The extra options and safety that comes with National Beverage’s US\$156m net cash position means that it deserves a higher P/E than it would if it had a lot of net debt.

### The Bottom Line On National Beverage’s P/E Ratio

National Beverage’s P/E is 15.3 which is below average (17.2) in the US market. The recent drop in earnings per share would make investors cautious, but the net cash position means the company has time to improve: if so, the low P/E could be an opportunity.

When the market is wrong about a stock, it gives savvy investors an opportunity. If it is underestimating a company, investors can make money by buying and holding the shares until the market corrects itself. So this free visual report on analyst forecasts could hold the key to an excellent investment decision.

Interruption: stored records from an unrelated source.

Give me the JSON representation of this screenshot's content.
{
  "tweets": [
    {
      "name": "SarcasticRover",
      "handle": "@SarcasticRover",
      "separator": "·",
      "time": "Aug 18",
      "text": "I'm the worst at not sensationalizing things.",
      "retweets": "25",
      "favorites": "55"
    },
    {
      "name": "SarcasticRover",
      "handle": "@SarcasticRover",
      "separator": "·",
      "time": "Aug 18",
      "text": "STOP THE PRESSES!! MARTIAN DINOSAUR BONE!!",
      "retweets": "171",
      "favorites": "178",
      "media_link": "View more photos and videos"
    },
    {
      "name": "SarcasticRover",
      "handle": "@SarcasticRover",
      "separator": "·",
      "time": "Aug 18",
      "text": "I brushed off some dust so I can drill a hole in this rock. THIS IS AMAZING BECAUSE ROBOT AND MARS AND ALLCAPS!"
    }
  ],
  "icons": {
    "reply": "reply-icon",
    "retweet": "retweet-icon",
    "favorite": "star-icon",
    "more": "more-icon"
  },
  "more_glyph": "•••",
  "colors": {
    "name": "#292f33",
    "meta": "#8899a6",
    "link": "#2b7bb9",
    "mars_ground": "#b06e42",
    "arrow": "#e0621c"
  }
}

Of course you might be able to find a better stock than National Beverage. So you may wish to see this free collection of other companies that have grown earnings strongly.

We aim to bring you long-term focused research analysis driven by fundamental data. Note that our analysis may not factor in the latest price-sensitive company announcements or qualitative material.

If you spot an error that warrants correction, please contact the editor at editorial-team@simplywallst.com. This article by Simply Wall St is general in nature. It does not constitute a recommendation to buy or sell any stock, and does not take account of your objectives, or your financial situation. Simply Wall St has no position in the stocks mentioned. Thank you for reading.